I come from a family of musicians, and was myself a musician and composer for most of my adult life until my first marriage broke up, went through two complete career changes and was diagnosed with severe depression. I lost my muse and haven’t picked up an instrument or written a score in roughly 14 years.

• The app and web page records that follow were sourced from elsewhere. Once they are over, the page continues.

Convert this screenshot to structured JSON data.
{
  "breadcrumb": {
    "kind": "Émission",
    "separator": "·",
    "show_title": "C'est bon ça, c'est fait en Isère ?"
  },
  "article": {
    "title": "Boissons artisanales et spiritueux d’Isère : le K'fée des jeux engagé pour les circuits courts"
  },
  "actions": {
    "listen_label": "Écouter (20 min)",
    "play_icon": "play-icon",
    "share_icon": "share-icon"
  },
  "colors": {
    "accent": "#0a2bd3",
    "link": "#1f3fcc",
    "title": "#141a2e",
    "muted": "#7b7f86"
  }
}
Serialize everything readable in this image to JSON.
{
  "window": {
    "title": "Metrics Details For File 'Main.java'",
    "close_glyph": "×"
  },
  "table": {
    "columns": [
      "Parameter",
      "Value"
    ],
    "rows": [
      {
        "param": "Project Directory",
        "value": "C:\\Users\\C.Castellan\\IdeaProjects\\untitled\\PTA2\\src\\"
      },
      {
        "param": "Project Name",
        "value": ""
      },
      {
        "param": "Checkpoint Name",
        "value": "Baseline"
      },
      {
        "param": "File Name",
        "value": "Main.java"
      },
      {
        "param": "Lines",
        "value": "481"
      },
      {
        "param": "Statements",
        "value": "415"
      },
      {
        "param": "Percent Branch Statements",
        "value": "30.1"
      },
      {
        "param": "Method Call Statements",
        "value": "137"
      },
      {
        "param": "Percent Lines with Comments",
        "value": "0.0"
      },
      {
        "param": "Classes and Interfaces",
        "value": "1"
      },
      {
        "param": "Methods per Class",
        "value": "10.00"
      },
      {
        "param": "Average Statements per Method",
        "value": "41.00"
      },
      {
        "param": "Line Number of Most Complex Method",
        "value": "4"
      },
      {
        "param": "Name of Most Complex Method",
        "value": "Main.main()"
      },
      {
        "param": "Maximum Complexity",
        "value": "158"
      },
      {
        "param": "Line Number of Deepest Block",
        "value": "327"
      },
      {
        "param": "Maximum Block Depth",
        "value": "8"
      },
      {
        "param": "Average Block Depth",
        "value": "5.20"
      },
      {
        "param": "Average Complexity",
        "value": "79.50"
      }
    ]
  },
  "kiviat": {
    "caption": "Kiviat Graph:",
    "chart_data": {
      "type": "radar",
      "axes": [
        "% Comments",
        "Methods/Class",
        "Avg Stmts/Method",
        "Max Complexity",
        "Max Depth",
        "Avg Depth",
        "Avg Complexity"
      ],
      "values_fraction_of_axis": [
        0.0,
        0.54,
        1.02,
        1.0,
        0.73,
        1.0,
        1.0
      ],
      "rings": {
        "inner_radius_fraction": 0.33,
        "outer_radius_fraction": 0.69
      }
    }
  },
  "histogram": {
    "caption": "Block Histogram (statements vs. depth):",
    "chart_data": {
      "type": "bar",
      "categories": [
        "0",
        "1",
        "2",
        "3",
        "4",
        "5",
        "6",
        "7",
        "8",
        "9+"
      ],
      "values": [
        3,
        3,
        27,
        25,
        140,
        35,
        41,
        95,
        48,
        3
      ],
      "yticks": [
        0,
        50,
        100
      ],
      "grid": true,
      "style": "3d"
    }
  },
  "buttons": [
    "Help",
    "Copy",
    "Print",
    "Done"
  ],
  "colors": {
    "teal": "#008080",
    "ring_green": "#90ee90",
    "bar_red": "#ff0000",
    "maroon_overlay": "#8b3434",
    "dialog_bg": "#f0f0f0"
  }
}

However, in that time, I met the woman was was to become my 2nd wife who herself was already an avid and accomplished landscape photographer. After one too many trips where she shot and I impatiently sat/stood around waiting for her to finish, she got me a tiny Panasonic FS7, and I started to shoot along with her. That was 5 cameras and several years ago. I now have a new muse. She shoots Canon full frame, but I, having started off with such a small (but optically quite good) camera, liked the small form factor and stayed with Panasonic, first going to an LX5 and then to a GH series camera and I’ve stuck with them ever since. I really like the mix of quality and size in Micro Four Thirds, and likely will not be changing to Full Frame. I shoot a GH4 now.
Yes, I know that the depth of field and high ISO noise will never equal that of larger sensor cameras, but frankly I don’t care as that doesn’t come into play with what I’m now shooting, and the small form factor (and table tripods) can really let me get up close and personal w/out having to lug around a lot of unnecessarily heavy or unwieldy gear and BIG lenses.
I shoot a mix of Panasonic and Olympus lenses, and have tried using legacy glass, but found it to be somewhat less-than-ideal for what I shoot. I process through Lightroom exclusively, and use NIK plug-ins, but have found myself gravitating more towards Capture One for its better pure RAW conversions, but that remains an commitment not yet taken. There’s always a learning curve that involves not just learning new methods and interfaces, but trying to get the same results that used to take only seconds.
I shot for several years landscape/architecture almost exclusively, but have always had a fascination with shooting things far more close-up and intimately than in landscapes, so product shots and near-macro shooting, as this new project requires, present new ways of looking at things that really captivate me. I really like creating small stories and stoking the imagination of a viewer with the set-up required for presenting what people would like to eat (or at least vicariously experience).
While photography is always about the light, this forces me to grapple with it MUCH more directly than I ever had to, since I now can (and have to) control it; I’m not sitting on a ridge line or high up in Sierra granite, waiting and hoping for the right light, the right clouds, the right timing, etc… That’s wonderful, of course, but now I’m in control of how many more factors come into play, and that’s charmingly challenging. With landscapes, I can always look back and think of how I might to things differently next time, but with food, product and interior shots, and can make sure that the right changes are in place before the next time. That can’t happen out in the wild.
Looking at what I’ve shot from the very beginning, I have a tendency to try and create ‘dreamscapes’, for lack of a better word, or to convey an otherworldly or ineffable aspect of what is otherwise just the natural world, and this has so far has carried over into shooting food and products. What I shoot, no matter what it is, is a personal interpretation what I see (or sometimes want to see) in the subject; I’m almost never there to create a photographically authentic reproduction of what I’m shooting; I’m not shooting for a clothes catalog. I try to render how the subject feels or should feel to me in such a way that the viewer not only sees what I want them to see, but their imagination is sparked such that they create their own mental picture of how it could be for them.
A lot of that has to do with light, light that I now control, and with what’s there; just enough to make the right shot, nothing distracting or extraneous. Not that it’s necessarily synesthetic in reality, but to me, when done right, one ‘hears’ a photograph in the silence of other things; what’s left out is as important as what’s there.
I hope my shots sound good.